Work may be hard but achieving a satisfying, fulfilling retirement may be even harder work. A new book offers timely advice for revered football manager Sir Alex Ferguson as he announces his retirement.
A self-help guide from Newcastle University psychologist Dr Derek Milne provides an upbeat and constructive approach to coping successfully with life after work.
Presenting retirement as a journey which needs to be worked on in order to get the most out of it, The Psychology of Retirement, examines how pressures on today’s society are impacting on our retirement.
Working for longer, the increased cost of living and an unrealistic expectation of what life after work will be like means many of us are struggling to cope during retirement.

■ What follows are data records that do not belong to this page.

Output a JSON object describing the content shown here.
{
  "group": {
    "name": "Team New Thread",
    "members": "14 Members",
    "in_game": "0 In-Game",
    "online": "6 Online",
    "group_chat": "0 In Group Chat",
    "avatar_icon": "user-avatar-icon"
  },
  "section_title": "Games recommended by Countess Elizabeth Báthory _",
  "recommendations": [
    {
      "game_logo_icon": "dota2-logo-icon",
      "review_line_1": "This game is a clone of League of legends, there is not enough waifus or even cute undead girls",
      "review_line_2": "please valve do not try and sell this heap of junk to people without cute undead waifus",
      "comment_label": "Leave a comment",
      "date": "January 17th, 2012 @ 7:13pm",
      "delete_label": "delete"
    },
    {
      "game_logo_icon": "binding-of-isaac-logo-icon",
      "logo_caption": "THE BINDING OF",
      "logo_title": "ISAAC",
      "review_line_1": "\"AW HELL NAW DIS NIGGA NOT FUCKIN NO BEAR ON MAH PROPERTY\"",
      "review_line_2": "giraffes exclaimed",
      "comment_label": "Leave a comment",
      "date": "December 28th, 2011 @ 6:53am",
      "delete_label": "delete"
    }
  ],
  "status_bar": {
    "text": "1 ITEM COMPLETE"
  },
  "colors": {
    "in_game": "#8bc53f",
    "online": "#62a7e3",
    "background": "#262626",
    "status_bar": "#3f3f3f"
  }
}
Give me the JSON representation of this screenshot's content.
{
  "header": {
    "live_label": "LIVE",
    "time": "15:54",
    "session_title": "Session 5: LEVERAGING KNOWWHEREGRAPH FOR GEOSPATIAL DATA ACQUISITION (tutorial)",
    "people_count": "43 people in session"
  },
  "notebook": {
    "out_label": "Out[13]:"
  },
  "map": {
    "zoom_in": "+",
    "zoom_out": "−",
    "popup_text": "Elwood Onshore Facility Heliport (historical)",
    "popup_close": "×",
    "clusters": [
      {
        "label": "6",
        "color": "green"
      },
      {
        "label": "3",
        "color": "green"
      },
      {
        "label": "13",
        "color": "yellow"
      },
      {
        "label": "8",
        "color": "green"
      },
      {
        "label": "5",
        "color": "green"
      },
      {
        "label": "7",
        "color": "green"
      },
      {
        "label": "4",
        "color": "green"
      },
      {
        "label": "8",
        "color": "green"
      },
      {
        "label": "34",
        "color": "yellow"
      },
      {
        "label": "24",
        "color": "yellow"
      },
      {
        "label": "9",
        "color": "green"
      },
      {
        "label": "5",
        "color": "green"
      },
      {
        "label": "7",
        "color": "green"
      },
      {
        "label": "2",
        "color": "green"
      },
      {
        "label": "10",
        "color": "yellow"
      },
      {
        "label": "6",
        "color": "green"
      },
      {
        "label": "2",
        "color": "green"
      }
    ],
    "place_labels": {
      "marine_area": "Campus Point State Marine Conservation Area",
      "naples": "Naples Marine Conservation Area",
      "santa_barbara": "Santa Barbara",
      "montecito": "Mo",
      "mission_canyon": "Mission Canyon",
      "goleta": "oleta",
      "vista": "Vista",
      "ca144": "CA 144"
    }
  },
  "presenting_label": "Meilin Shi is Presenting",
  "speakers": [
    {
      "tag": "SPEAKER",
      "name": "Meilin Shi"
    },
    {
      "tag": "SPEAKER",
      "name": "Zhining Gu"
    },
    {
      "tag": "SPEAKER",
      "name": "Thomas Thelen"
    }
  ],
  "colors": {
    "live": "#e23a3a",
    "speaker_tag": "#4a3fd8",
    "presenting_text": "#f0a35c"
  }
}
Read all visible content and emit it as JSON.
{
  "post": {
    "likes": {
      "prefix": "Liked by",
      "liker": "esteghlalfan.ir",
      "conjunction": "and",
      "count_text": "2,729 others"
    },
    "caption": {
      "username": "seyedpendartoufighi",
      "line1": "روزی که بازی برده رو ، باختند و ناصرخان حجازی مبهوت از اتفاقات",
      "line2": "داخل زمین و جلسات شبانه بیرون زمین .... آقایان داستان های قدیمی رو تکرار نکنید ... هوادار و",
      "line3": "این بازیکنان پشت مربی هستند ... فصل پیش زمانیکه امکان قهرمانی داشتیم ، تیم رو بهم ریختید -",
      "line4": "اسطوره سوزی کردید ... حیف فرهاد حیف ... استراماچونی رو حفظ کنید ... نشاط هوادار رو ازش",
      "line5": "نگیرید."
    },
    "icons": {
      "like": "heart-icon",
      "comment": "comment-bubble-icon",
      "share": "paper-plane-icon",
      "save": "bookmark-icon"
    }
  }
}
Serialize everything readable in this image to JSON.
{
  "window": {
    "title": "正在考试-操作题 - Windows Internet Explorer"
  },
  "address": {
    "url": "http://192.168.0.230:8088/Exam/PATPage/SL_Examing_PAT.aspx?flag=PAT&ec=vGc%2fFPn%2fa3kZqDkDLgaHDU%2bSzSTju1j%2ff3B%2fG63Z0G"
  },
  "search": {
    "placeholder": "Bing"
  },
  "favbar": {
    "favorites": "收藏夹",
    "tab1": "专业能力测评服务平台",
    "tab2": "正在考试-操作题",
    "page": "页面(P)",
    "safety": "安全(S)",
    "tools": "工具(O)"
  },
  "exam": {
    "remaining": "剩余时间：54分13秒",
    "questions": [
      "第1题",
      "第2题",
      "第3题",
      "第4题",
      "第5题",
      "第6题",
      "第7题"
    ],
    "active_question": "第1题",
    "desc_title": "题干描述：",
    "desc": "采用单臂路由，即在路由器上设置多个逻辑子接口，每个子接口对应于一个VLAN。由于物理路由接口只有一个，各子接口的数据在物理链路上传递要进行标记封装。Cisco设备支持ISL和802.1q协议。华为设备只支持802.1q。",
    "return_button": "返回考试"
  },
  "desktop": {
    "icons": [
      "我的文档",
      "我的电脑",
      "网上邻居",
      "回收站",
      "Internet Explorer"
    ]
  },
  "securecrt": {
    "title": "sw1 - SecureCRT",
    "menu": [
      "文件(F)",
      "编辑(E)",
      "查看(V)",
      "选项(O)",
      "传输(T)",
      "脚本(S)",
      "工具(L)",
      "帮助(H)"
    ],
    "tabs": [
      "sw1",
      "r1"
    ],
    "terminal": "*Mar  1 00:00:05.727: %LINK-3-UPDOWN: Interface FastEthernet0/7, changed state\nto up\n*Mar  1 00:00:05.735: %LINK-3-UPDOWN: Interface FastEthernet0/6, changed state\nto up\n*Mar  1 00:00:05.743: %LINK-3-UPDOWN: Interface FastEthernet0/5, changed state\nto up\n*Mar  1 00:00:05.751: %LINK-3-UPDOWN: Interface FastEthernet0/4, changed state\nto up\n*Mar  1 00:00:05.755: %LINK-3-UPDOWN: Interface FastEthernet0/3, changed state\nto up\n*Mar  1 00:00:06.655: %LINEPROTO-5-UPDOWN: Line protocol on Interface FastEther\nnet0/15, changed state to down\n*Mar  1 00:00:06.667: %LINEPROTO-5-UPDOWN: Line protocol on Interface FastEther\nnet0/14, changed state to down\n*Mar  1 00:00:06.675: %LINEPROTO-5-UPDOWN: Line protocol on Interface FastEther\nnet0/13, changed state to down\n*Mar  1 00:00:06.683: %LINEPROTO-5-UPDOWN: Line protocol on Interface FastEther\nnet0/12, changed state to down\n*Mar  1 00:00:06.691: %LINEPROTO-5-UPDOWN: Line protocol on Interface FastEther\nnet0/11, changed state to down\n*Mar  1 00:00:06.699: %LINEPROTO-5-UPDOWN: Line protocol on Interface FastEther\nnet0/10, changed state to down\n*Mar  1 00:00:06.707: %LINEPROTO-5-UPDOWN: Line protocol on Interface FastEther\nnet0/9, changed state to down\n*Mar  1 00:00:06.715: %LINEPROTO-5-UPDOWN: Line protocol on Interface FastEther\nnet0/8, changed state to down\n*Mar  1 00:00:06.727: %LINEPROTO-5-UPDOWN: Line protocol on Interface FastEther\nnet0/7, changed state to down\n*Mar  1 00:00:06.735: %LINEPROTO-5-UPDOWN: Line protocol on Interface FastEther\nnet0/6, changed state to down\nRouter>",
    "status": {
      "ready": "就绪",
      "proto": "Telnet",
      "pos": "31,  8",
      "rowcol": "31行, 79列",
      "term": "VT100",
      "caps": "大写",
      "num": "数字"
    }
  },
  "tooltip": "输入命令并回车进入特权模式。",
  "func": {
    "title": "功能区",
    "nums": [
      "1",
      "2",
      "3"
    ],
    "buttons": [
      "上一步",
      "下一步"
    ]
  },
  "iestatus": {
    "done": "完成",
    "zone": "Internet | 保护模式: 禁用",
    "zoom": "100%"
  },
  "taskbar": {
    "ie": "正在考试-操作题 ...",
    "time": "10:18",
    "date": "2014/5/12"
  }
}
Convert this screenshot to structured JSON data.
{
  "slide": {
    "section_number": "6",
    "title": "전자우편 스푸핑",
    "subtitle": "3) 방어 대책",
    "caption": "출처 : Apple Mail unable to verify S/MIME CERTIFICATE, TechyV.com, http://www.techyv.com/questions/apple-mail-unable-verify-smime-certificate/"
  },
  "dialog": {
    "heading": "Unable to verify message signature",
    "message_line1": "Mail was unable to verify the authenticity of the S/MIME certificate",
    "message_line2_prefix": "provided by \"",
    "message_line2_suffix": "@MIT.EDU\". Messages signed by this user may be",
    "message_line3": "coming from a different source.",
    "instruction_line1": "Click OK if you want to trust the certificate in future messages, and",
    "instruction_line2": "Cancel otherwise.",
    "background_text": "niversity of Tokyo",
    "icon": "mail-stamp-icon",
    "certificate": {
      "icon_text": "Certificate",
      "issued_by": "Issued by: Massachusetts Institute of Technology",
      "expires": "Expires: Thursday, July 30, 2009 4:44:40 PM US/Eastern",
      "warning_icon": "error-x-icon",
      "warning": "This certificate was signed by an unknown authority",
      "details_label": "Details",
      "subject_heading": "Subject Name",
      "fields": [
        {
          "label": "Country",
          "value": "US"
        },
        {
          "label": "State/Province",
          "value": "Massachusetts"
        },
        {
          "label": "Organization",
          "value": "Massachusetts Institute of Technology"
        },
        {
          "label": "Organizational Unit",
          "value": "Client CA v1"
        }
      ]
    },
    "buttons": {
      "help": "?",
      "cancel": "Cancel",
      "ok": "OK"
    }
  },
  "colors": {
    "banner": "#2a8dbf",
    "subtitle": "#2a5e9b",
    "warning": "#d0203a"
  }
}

In his new book, Dr Milne also outlines how approximately 25% of those who retire will experience significant personal distress, an experience made worse by being the very opposite of what they expected.
Dr Milne explains: “It is natural to assume that retirement will be a bed of roses, a long-awaited escape from the demands of work. But we too readily overlook the psychological benefits of work, whilst preparing too little for retirement. Work typically provides us with status, meaning, identity, structure, and much more. If we simply stop working we can experience a dreadful personal crisis when we retire.”
Dr Milne says that almost all who retire will find some part of the transition to life after work surprisingly tricky. Loss of status, identity confusion, lacking a sense of purpose and difficulties in establishing new roles at home - especially if one partner retires well before the other – are all contributing factors.
Dr Milne wrote the book as he went through a gradual retirement process, keeping in mind advice that the best way to manage leaving employment was to ‘never retire’. He finally gave up work as the Director of the Newcastle University Doctorate in Clinical Psychology training programme last year.
His book is the first self-help guide to successful life after work that is based on proven psychological coping strategies. It offers a constructive approach to coping successfully with retirement, drawing on over 30 years of clinical practice in the NHS. He suggests that the ‘triple whammy’ can be countered by developing a sound grasp of what is happening during retirement.
“People approaching retirement need to consider taking up a new activity or committing to developing an existing skill,” Dr Milne says. “I have always played tennis, and have started playing golf in my retirement. There’s a lot in common, but also some fresh challenges. It’s about enjoying the journey rather than the outcome. The work doesn’t stop when work stops if you are to enjoy retirement.”
The Psychology of Retirement draws on case studies, the latest research and the best available theories, and suggests the most effective strategies for coping with the transition out of the workforce. It is intended primarily as a guide for anyone who has recently retired or who is anticipating retirement.
Other coping strategies include learning how to reframe situations in a positive light, developing concentration skills and committing to lifelong learning.
Book details: The Psychology of Retirement, written by Derek Milne and published by Wiley-Blackwell
published on: 13 May 2013